So, all of the stonework is done — I think. I must confess, it really is hard to know when to stop. I finally had to just say, ‘Okay, that’s enough. No more stones!’ Of course within seconds I’d see another spot that needed a stone. “Hey Eddie…. How about a stone right there…?” Darkness finally ended”the madness,” or I might still be out there right now finding more places to mortar in more stones.

Eddie came up with what I hope is a brilliant top basin design; we won’t know until we get the chance to turn the water on. He fashioned the basin shelf completely out of concrete and rebar to include using a form to make the lip behind which the water will collect before spilling out and over it to the surface of the pond about five feet below.

Edgar showed up late in the afternoon and I set him to work drilling the holes into the drip pipe. I urged him to do this quickly as we couldn’t finish the stone work at the top of the wall until he did. By the time he completed that task and we had the final stone wired, braced and mortared into place it was too dark to take any photos. So the pics here do not show the actual state of the project.
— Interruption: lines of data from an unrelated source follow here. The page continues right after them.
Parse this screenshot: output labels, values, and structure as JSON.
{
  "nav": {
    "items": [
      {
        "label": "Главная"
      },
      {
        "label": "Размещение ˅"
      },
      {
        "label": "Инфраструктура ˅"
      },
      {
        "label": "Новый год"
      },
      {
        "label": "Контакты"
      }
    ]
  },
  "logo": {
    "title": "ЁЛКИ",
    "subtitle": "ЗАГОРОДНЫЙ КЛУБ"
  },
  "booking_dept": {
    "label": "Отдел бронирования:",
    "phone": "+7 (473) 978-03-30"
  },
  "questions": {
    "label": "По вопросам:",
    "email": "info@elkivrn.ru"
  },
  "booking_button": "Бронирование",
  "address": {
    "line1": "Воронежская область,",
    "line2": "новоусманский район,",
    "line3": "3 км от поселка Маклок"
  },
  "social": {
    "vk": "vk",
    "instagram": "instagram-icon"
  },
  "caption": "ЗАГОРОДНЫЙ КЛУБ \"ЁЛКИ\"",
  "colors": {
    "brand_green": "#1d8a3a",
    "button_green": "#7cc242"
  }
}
We have been using stones and rocks from the nearby Abakan River bed, which is only a few hundred meters from here. But when it came time to finish the final stone work, none of the river stones we had left on hand would suffice; at least not as far as I was concerned. I wanted a couple of long flat ones but all the stones from the river tend to be round, smooth and bulbous. Something compelled me to take a walk around the yard; after one lap it came to me that we should just borrow the stones we needed from the rock gardens. Within moments I had THE two perfect stones in both size, shape and as a bonus, they have an interesting dark green color. Yes! I love it when a plan comes together.

Tomorrow is a “no power in the morning” day. Whenever the grid requires any work at all, the power must go off. They still haven’t learned how to work on the lines with power running through them as is done back home. I’m not complaining too much though, since we’ve come a long way since I got here in ’02. Back then, it wasn’t unusual to experience brown outs that lasted 8, 9, even 12 hours. These days we lose it for only 3 or 4 hours at a time only two or three times a month. I’m actually staying up late tonight (it’s now 4:27 AM) with the idea that I will hopefully sleep through much of the outage. Sigh…

Edgar will stop by tomorrow (he says) and will finish up the last bit of plumbing. I’d like him to drill the final drip holes in the top basin as well, but that won’t be possible if power is out.

Another great idea occurred to me when I saw the good quality and beauty of the smaller river stones, the ones about the size of a fist and smaller. Once they assured me that the supply of these stones is inexhaustible that’s when I decided to scrape up the top three or four inches of soil from the birdcage to the fishpond and around the path to the other side of the mango tree, and then replace the removed soil with a layer of small Abakan stones. That will help with rain water drainage, and landscaping wise, it will tie the pond to the house. It’s going to look great when it’s all done.

So much more to do, but loving every minute of it…